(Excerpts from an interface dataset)
• • • • •
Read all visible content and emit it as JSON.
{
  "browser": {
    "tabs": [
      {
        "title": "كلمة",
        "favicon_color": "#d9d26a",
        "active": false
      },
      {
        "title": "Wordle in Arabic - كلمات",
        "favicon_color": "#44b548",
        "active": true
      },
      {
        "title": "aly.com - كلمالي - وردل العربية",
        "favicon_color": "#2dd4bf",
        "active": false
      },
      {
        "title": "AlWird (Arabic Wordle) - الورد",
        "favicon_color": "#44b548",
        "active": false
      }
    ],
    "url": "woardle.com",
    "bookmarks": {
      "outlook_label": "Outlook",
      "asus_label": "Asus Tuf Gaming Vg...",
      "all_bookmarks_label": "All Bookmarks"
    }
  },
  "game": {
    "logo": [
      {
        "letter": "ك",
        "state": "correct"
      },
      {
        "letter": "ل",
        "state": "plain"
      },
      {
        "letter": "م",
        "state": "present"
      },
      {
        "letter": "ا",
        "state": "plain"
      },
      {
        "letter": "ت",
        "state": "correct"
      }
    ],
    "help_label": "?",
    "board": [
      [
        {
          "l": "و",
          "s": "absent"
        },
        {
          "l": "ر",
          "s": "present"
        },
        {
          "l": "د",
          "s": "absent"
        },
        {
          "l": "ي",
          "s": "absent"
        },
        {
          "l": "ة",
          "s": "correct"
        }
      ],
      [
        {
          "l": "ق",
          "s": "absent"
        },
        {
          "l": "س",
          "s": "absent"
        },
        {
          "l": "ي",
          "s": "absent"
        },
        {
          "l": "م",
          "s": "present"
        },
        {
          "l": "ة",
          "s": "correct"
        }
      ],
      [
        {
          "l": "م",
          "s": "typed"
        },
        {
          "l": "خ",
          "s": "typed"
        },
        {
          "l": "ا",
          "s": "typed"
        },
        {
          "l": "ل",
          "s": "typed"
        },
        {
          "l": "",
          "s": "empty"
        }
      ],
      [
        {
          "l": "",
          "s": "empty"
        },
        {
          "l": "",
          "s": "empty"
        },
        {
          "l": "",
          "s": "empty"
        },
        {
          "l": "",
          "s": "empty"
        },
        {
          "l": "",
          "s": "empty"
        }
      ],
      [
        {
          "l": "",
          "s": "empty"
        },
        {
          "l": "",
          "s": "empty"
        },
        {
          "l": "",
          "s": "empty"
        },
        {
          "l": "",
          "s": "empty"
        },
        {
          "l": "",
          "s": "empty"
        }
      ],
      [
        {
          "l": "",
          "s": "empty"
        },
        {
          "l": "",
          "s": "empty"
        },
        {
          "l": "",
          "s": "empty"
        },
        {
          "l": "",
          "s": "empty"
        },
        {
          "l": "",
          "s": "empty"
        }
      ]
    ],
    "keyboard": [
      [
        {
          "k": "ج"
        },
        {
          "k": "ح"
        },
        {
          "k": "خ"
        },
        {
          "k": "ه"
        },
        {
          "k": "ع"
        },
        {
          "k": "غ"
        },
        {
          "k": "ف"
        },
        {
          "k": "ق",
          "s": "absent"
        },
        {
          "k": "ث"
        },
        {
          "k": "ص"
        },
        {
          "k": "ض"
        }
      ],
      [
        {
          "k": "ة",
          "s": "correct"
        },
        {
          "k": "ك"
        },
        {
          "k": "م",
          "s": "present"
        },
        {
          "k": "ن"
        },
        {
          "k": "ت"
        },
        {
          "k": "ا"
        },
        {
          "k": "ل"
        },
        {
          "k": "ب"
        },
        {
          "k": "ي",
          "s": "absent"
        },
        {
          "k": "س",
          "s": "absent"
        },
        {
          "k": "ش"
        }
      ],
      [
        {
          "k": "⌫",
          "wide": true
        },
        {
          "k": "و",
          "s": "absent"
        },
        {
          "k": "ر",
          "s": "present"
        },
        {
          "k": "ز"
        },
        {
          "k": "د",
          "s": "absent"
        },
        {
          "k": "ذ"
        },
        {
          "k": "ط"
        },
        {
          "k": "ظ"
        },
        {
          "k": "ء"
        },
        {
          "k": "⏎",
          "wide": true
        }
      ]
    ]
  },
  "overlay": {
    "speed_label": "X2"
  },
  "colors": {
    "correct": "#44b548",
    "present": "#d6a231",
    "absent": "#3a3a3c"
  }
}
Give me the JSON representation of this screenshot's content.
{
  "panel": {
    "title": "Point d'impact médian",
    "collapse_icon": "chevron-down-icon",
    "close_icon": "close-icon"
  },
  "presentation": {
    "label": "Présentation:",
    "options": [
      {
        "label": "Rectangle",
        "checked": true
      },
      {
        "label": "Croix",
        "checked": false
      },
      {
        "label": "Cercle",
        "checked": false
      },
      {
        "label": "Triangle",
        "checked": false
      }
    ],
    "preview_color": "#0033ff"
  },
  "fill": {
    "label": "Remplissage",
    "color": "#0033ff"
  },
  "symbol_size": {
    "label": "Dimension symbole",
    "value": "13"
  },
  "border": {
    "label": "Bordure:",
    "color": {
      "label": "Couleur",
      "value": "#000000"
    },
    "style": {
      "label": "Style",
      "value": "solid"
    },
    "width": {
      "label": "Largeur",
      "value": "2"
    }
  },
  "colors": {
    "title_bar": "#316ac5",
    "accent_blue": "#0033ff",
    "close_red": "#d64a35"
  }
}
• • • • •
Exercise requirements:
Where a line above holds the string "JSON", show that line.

Reply:
Read all visible content and emit it as JSON.
Give me the JSON representation of this screenshot's content.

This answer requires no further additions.